The arrow flies true and pierces her straight in the heart. The doe collapses quickly without uttering a single sound. \n\nYou run quickly over to your prey. The glint you saw was a golden collar, now sprayed with her blood. Inscribed are the words "Caesar's I am".\n\nHorrified, you drop to your knees. You know the penalty for killing a royal deer... death, at the very least.\n\n"I didn't know, I swear I never touched her! I am innocent!" You scream into the sky.\n\n"Innocent?" The stones mock. "Did you not know what would happen when you released your arrow? Is that not the King's property at your feet? Is that not blood on your hands?"\n\n"There is blood on my eyes, blood on heart, blood on my brain, blood on my chest, blood on my feet and my breath - but there is no blood on my hands. I didn't kill her - it wasn't me!"\n\n"Ah, but she is dead anyways. Go look out your window and see for yourself."\n\nSuddenly, you are back in the Tower, alone with the window and the cold, silent stones.
Only one who was possessed by the devil could be so calm. You will not fall under her spell and kneel. Let the fools weep for evil; you will not make that mistake.\n\nAs her head is struck off, you are glad that you happened to witness the destruction of one more of the devil's tools. You are a little disappointed that the executioner does not hold her head up, as is traditional, but instead that her ladies rush forward and cover her. Satisfied, you turn to leave. Suddenly, the wind rises and you hear a woman's laugh and the whisper of words: " least it wasn't fire...".\n\nYou shudder and cross yourself. She was a witch afterall - Heaven's Help Us! You hurry away to your priest, fearful that you have been cursed.
You assure the women that you live in the country and have only just arrived to the city, having heard no news of late.\n\nThey relax a little. "It is the French witch!" More spitting. "I hear she has eight fingers on her left hand." \n"And a third tit!" \n"No wonder the King was bewitched!" They laugh bawdily.\n"I want to get a better look at her before they cleave her head."\n"Come join us!"\n\n[[Join them.]]\n[[Stay where you are.]]

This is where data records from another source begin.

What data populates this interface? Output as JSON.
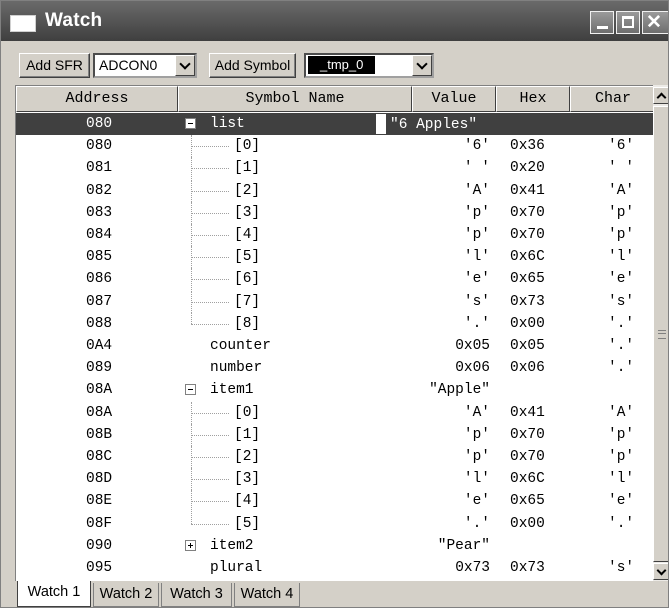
{
  "window": {
    "title": "Watch"
  },
  "toolbar": {
    "add_sfr_label": "Add SFR",
    "sfr_select_value": "ADCON0",
    "add_symbol_label": "Add Symbol",
    "symbol_select_value": "_tmp_0"
  },
  "columns": {
    "address": "Address",
    "symbol_name": "Symbol Name",
    "value": "Value",
    "hex": "Hex",
    "char": "Char"
  },
  "rows": [
    {
      "address": "080",
      "name": "list",
      "value": "\"6 Apples\"",
      "hex": "",
      "char": "",
      "level": 0,
      "expander": "minus",
      "selected": true
    },
    {
      "address": "080",
      "name": "[0]",
      "value": "'6'",
      "hex": "0x36",
      "char": "'6'",
      "level": 1
    },
    {
      "address": "081",
      "name": "[1]",
      "value": "' '",
      "hex": "0x20",
      "char": "' '",
      "level": 1
    },
    {
      "address": "082",
      "name": "[2]",
      "value": "'A'",
      "hex": "0x41",
      "char": "'A'",
      "level": 1
    },
    {
      "address": "083",
      "name": "[3]",
      "value": "'p'",
      "hex": "0x70",
      "char": "'p'",
      "level": 1
    },
    {
      "address": "084",
      "name": "[4]",
      "value": "'p'",
      "hex": "0x70",
      "char": "'p'",
      "level": 1
    },
    {
      "address": "085",
      "name": "[5]",
      "value": "'l'",
      "hex": "0x6C",
      "char": "'l'",
      "level": 1
    },
    {
      "address": "086",
      "name": "[6]",
      "value": "'e'",
      "hex": "0x65",
      "char": "'e'",
      "level": 1
    },
    {
      "address": "087",
      "name": "[7]",
      "value": "'s'",
      "hex": "0x73",
      "char": "'s'",
      "level": 1
    },
    {
      "address": "088",
      "name": "[8]",
      "value": "'.'",
      "hex": "0x00",
      "char": "'.'",
      "level": 1,
      "last": true
    },
    {
      "address": "0A4",
      "name": "counter",
      "value": "0x05",
      "hex": "0x05",
      "char": "'.'",
      "level": 0
    },
    {
      "address": "089",
      "name": "number",
      "value": "0x06",
      "hex": "0x06",
      "char": "'.'",
      "level": 0
    },
    {
      "address": "08A",
      "name": "item1",
      "value": "\"Apple\"",
      "hex": "",
      "char": "",
      "level": 0,
      "expander": "minus"
    },
    {
      "address": "08A",
      "name": "[0]",
      "value": "'A'",
      "hex": "0x41",
      "char": "'A'",
      "level": 1
    },
    {
      "address": "08B",
      "name": "[1]",
      "value": "'p'",
      "hex": "0x70",
      "char": "'p'",
      "level": 1
    },
    {
      "address": "08C",
      "name": "[2]",
      "value": "'p'",
      "hex": "0x70",
      "char": "'p'",
      "level": 1
    },
    {
      "address": "08D",
      "name": "[3]",
      "value": "'l'",
      "hex": "0x6C",
      "char": "'l'",
      "level": 1
    },
    {
      "address": "08E",
      "name": "[4]",
      "value": "'e'",
      "hex": "0x65",
      "char": "'e'",
      "level": 1
    },
    {
      "address": "08F",
      "name": "[5]",
      "value": "'.'",
      "hex": "0x00",
      "char": "'.'",
      "level": 1,
      "last": true
    },
    {
      "address": "090",
      "name": "item2",
      "value": "\"Pear\"",
      "hex": "",
      "char": "",
      "level": 0,
      "expander": "plus"
    },
    {
      "address": "095",
      "name": "plural",
      "value": "0x73",
      "hex": "0x73",
      "char": "'s'",
      "level": 0
    }
  ],
  "tabs": [
    "Watch 1",
    "Watch 2",
    "Watch 3",
    "Watch 4"
  ],
  "active_tab": "Watch 1",
  "colors": {
    "selected_row": "#404040",
    "title_bar": "#4a4a4a",
    "face": "#d4d0c8"
  }
}
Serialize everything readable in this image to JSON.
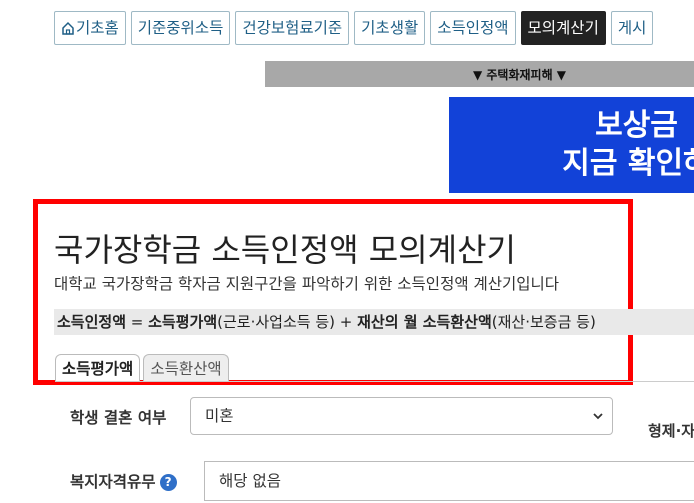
{
  "nav": {
    "items": [
      {
        "label": "기초홈",
        "icon": "home-icon"
      },
      {
        "label": "기준중위소득"
      },
      {
        "label": "건강보험료기준"
      },
      {
        "label": "기초생활"
      },
      {
        "label": "소득인정액"
      },
      {
        "label": "모의계산기",
        "active": true
      },
      {
        "label": "게시"
      }
    ]
  },
  "ad_bar": {
    "label": "▼ 주택화재피해 ▼"
  },
  "banner": {
    "line1": "보상금",
    "line2": "지금 확인하"
  },
  "page": {
    "title": "국가장학금 소득인정액 모의계산기",
    "subtitle": "대학교 국가장학금 학자금 지원구간을 파악하기 위한 소득인정액 계산기입니다",
    "formula": {
      "part1": "소득인정액",
      "part2": " = ",
      "part3": "소득평가액",
      "part4": "(근로·사업소득 등) + ",
      "part5": "재산의 월 소득환산액",
      "part6": "(재산·보증금 등)"
    }
  },
  "tabs": [
    {
      "label": "소득평가액",
      "active": true
    },
    {
      "label": "소득환산액",
      "active": false
    }
  ],
  "form": {
    "marital_label": "학생 결혼 여부",
    "marital_value": "미혼",
    "sibling_label": "형제·자",
    "welfare_label": "복지자격유무",
    "welfare_value": "해당 없음"
  },
  "colors": {
    "banner": "#1242d8",
    "highlight": "#ff0000",
    "active_tab_bg": "#222222"
  }
}
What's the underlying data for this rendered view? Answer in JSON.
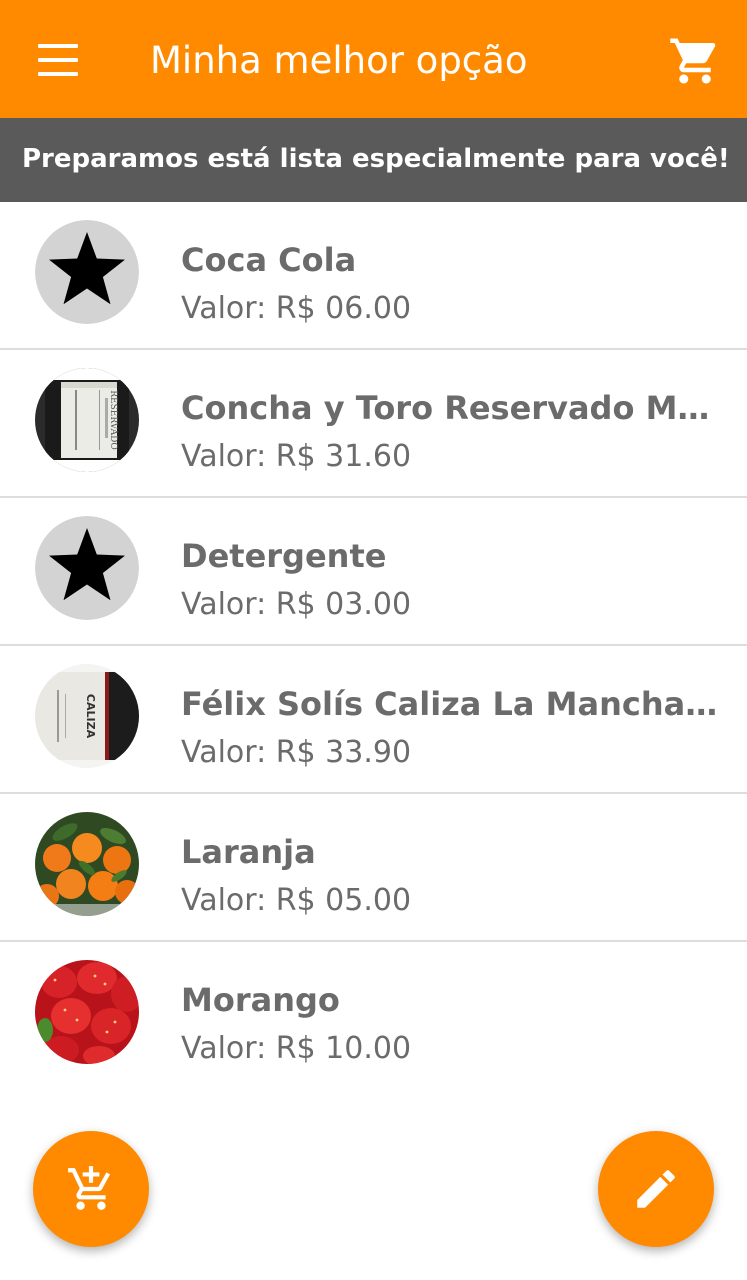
{
  "app_bar": {
    "title": "Minha melhor opção",
    "background": "#FF8A00",
    "menu_icon": "menu-icon",
    "cart_icon": "shopping-cart-icon"
  },
  "subheader": {
    "text": "Preparamos está lista especialmente para você!",
    "background": "#5A5A5A"
  },
  "products": [
    {
      "name": "Coca Cola",
      "price": "Valor: R$ 06.00",
      "image": "star-icon"
    },
    {
      "name": "Concha y Toro Reservado Merlot",
      "price": "Valor: R$ 31.60",
      "image": "wine-bottle-reservado"
    },
    {
      "name": "Detergente",
      "price": "Valor: R$ 03.00",
      "image": "star-icon"
    },
    {
      "name": "Félix Solís Caliza La Mancha D...",
      "price": "Valor: R$ 33.90",
      "image": "wine-bottle-caliza"
    },
    {
      "name": "Laranja",
      "price": "Valor: R$ 05.00",
      "image": "oranges-photo"
    },
    {
      "name": "Morango",
      "price": "Valor: R$ 10.00",
      "image": "strawberries-photo"
    }
  ],
  "fabs": {
    "add_to_cart_icon": "add-shopping-cart-icon",
    "edit_icon": "pencil-icon"
  }
}
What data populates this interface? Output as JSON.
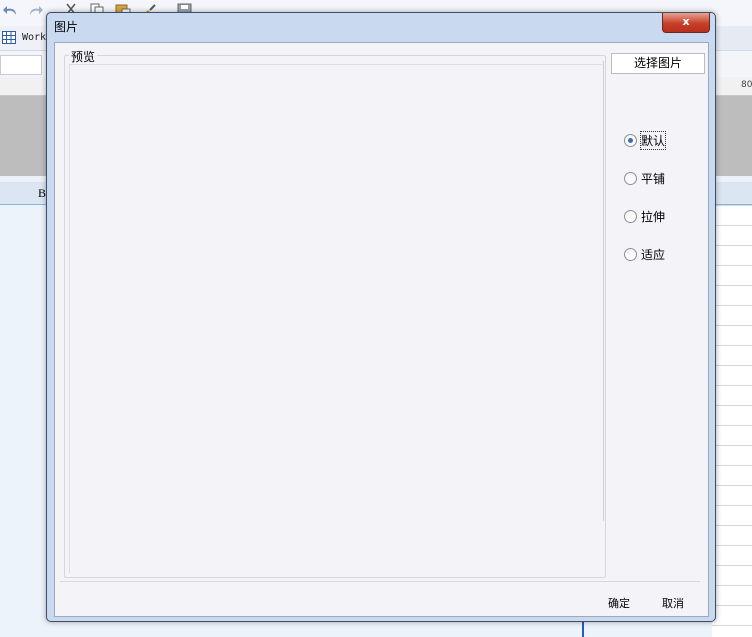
{
  "background": {
    "tab_label": "Work",
    "ruler_number": "80",
    "column_header": "B"
  },
  "dialog": {
    "title": "图片",
    "close_glyph": "x",
    "preview_label": "预览",
    "select_button": "选择图片",
    "options": [
      {
        "label": "默认",
        "checked": true
      },
      {
        "label": "平铺",
        "checked": false
      },
      {
        "label": "拉伸",
        "checked": false
      },
      {
        "label": "适应",
        "checked": false
      }
    ],
    "ok_label": "确定",
    "cancel_label": "取消"
  },
  "colors": {
    "dialog_frame": "#c9daf0",
    "client_bg": "#f4f3f8",
    "close_button": "#c7402a",
    "radio_accent": "#3c6fb0"
  }
}
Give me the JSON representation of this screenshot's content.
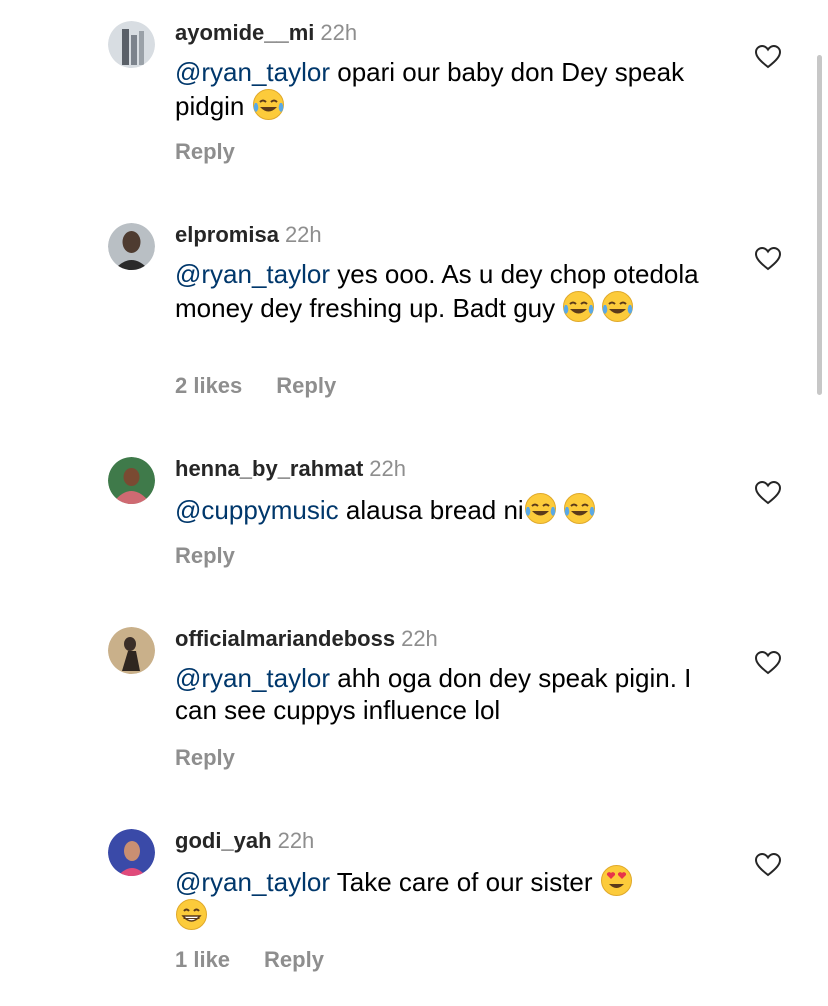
{
  "comments": [
    {
      "username": "ayomide__mi",
      "time": "22h",
      "mention": "@ryan_taylor",
      "text": " opari our baby don Dey speak pidgin ",
      "emojis": [
        "face-with-tears-of-joy"
      ],
      "likes": "",
      "reply_label": "Reply",
      "avatar_colors": [
        "#d8dde2",
        "#5a6068"
      ]
    },
    {
      "username": "elpromisa",
      "time": "22h",
      "mention": "@ryan_taylor",
      "text": " yes ooo. As u dey chop otedola money dey freshing up. Badt guy ",
      "emojis": [
        "face-with-tears-of-joy",
        "face-with-tears-of-joy"
      ],
      "likes": "2 likes",
      "reply_label": "Reply",
      "avatar_colors": [
        "#b9bfc4",
        "#4e3b30"
      ]
    },
    {
      "username": "henna_by_rahmat",
      "time": "22h",
      "mention": "@cuppymusic",
      "text": " alausa bread ni",
      "emojis": [
        "face-with-tears-of-joy",
        "face-with-tears-of-joy"
      ],
      "likes": "",
      "reply_label": "Reply",
      "avatar_colors": [
        "#cf6a72",
        "#3f7a4a"
      ]
    },
    {
      "username": "officialmariandeboss",
      "time": "22h",
      "mention": "@ryan_taylor",
      "text": " ahh oga don dey speak pigin. I can see cuppys influence lol",
      "emojis": [],
      "likes": "",
      "reply_label": "Reply",
      "avatar_colors": [
        "#c9b08a",
        "#3b2f28"
      ]
    },
    {
      "username": "godi_yah",
      "time": "22h",
      "mention": "@ryan_taylor",
      "text": " Take care of our sister ",
      "emojis": [
        "smiling-face-with-heart-eyes",
        "beaming-face"
      ],
      "likes": "1 like",
      "reply_label": "Reply",
      "avatar_colors": [
        "#3a4aa8",
        "#e04a7a"
      ]
    }
  ],
  "colors": {
    "mention": "#00376b",
    "username": "#262626",
    "secondary": "#8e8e8e",
    "emoji_face": "#fccb3b",
    "emoji_tear": "#5aa9e6"
  },
  "icons": {
    "like": "heart-outline-icon"
  }
}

You are in a forest. The earth is rich and moist. Every breath you take is filled with the smell of pine.\n\nYour heart is beating quickly - in fear? Or excitement? You do not know. \n\nThere is something you know that you should remember...but strive as you might, you cannot. \n\nOr maybe it is that you are -\n\n[[Being hunted.]]\n[[Chasing your prey.]]
A piece of history - why not? At worst it could be sold to feed your family.\n\nYou focus your eyes intensely on her shoes. Pointy and probably silk. Why wear such expensive shoes to your own death? Who was she trying to impress - God? The King is not here.\n\nIt doesn't matter. You tense yourself, ready to spring, shutting out the frenzied shouting and ignoring the comments the women are making to you.\n\nYour sight of the shoes are broken when the lady kneels. A spurt of hot blood slashes across your cheek, but you pay it no attention. There is no need to lunge, as the crowd pins you to the stage. Fighting for breath, you snake your hand past the swordsman's boots and wrestle one of the shoes off the lady's feet.\n\nYou duck under the platform, thrust the shoe under your tunic, crawl out the otherside and run. And run. And run. And hope none ever catch you.
It is strange, she seems cheerful. In contrast, her ladies could not be more distraught. \n\nShe gives out alms to the poor and makes a pretty little speech. Nothing you hadn't heard before at executions, except for the plea to think well of her henceforth - there is no chance of you doing that - she has already done too much damage. Strangely, though, you feel pinpicks at the corners of your eyes. Even stranger, you hear muffled sobs around you.\n\nAs she kneels, you see the Mayor kneel near the scaffold with her. Others follow - to your far left you can see fat, old Cromwell struggling to his knees. Suffolk and Richmond stay standing tall.\n\n[[Kneel.]]\n[[Stay standing.]]